*Source information:*
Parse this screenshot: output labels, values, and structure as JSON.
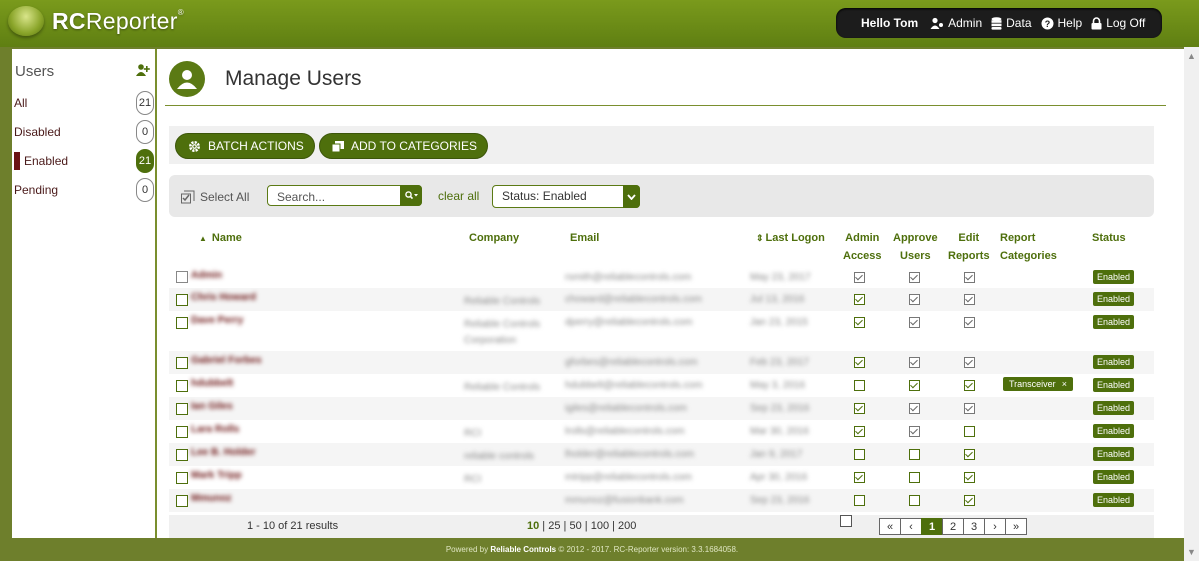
{
  "app": {
    "logo_bold": "RC",
    "logo_light": "Reporter",
    "trademark": "®"
  },
  "usermenu": {
    "hello": "Hello Tom",
    "items": [
      {
        "label": "Admin",
        "icon": "admin-users-icon"
      },
      {
        "label": "Data",
        "icon": "database-icon"
      },
      {
        "label": "Help",
        "icon": "help-icon"
      },
      {
        "label": "Log Off",
        "icon": "lock-icon"
      }
    ]
  },
  "sidebar": {
    "title": "Users",
    "items": [
      {
        "label": "All",
        "count": "21"
      },
      {
        "label": "Disabled",
        "count": "0"
      },
      {
        "label": "Enabled",
        "count": "21",
        "active": true
      },
      {
        "label": "Pending",
        "count": "0"
      }
    ]
  },
  "page": {
    "title": "Manage Users"
  },
  "actions": {
    "batch_label": "BATCH ACTIONS",
    "categories_label": "ADD TO CATEGORIES"
  },
  "filter": {
    "select_all": "Select All",
    "search_placeholder": "Search...",
    "clear_all": "clear all",
    "status_value": "Status: Enabled"
  },
  "table": {
    "headers": {
      "name": "Name",
      "company": "Company",
      "email": "Email",
      "last_logon": "Last Logon",
      "admin_access": [
        "Admin",
        "Access"
      ],
      "approve_users": [
        "Approve",
        "Users"
      ],
      "edit_reports": [
        "Edit",
        "Reports"
      ],
      "report_categories": [
        "Report",
        "Categories"
      ],
      "status": "Status"
    },
    "rows": [
      {
        "name": "Admin",
        "company": "",
        "email": "rsmith@reliablecontrols.com",
        "last_logon": "May 23, 2017",
        "admin": true,
        "approve": true,
        "edit": true,
        "admin_grey": true,
        "category": "",
        "status": "Enabled"
      },
      {
        "name": "Chris Howard",
        "company": "Reliable Controls",
        "email": "choward@reliablecontrols.com",
        "last_logon": "Jul 13, 2016",
        "admin": true,
        "approve": true,
        "edit": true,
        "admin_grey": false,
        "category": "",
        "status": "Enabled"
      },
      {
        "name": "Dave Perry",
        "company": "Reliable Controls Corporation",
        "email": "dperry@reliablecontrols.com",
        "last_logon": "Jan 23, 2015",
        "admin": true,
        "approve": true,
        "edit": true,
        "admin_grey": false,
        "category": "",
        "status": "Enabled"
      },
      {
        "name": "Gabriel Forbes",
        "company": "",
        "email": "gforbes@reliablecontrols.com",
        "last_logon": "Feb 23, 2017",
        "admin": true,
        "approve": true,
        "edit": true,
        "admin_grey": false,
        "category": "",
        "status": "Enabled"
      },
      {
        "name": "hdubbelt",
        "company": "Reliable Controls",
        "email": "hdubbelt@reliablecontrols.com",
        "last_logon": "May 3, 2016",
        "admin": false,
        "approve": true,
        "edit": true,
        "admin_grey": false,
        "category": "Transceiver",
        "status": "Enabled"
      },
      {
        "name": "Ian Giles",
        "company": "",
        "email": "igiles@reliablecontrols.com",
        "last_logon": "Sep 23, 2016",
        "admin": true,
        "approve": true,
        "edit": true,
        "admin_grey": false,
        "category": "",
        "status": "Enabled"
      },
      {
        "name": "Lara Rolls",
        "company": "RCI",
        "email": "lrolls@reliablecontrols.com",
        "last_logon": "Mar 30, 2016",
        "admin": true,
        "approve": true,
        "edit": false,
        "admin_grey": false,
        "category": "",
        "status": "Enabled"
      },
      {
        "name": "Lee B. Holder",
        "company": "reliable controls",
        "email": "lholder@reliablecontrols.com",
        "last_logon": "Jan 9, 2017",
        "admin": false,
        "approve": false,
        "edit": true,
        "admin_grey": false,
        "category": "",
        "status": "Enabled"
      },
      {
        "name": "Mark Tripp",
        "company": "RCI",
        "email": "mtripp@reliablecontrols.com",
        "last_logon": "Apr 30, 2016",
        "admin": true,
        "approve": false,
        "edit": true,
        "admin_grey": false,
        "category": "",
        "status": "Enabled"
      },
      {
        "name": "Mmunoz",
        "company": "",
        "email": "mmunoz@fusionbank.com",
        "last_logon": "Sep 23, 2016",
        "admin": false,
        "approve": false,
        "edit": true,
        "admin_grey": false,
        "category": "",
        "status": "Enabled"
      }
    ]
  },
  "footer": {
    "results": "1 - 10 of 21 results",
    "page_sizes": [
      "10",
      "25",
      "50",
      "100",
      "200"
    ],
    "current_size": "10",
    "pager": [
      "«",
      "‹",
      "1",
      "2",
      "3",
      "›",
      "»"
    ],
    "current_page": "1"
  },
  "copyright": {
    "prefix": "Powered by",
    "brand": "Reliable Controls",
    "suffix": "© 2012 - 2017. RC-Reporter version: 3.3.1684058."
  },
  "colors": {
    "accent": "#4e6f0c",
    "header_bg": "#6e8c1a",
    "marker": "#6b1414"
  }
}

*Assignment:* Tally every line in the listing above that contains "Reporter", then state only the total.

*Result of the task:* 2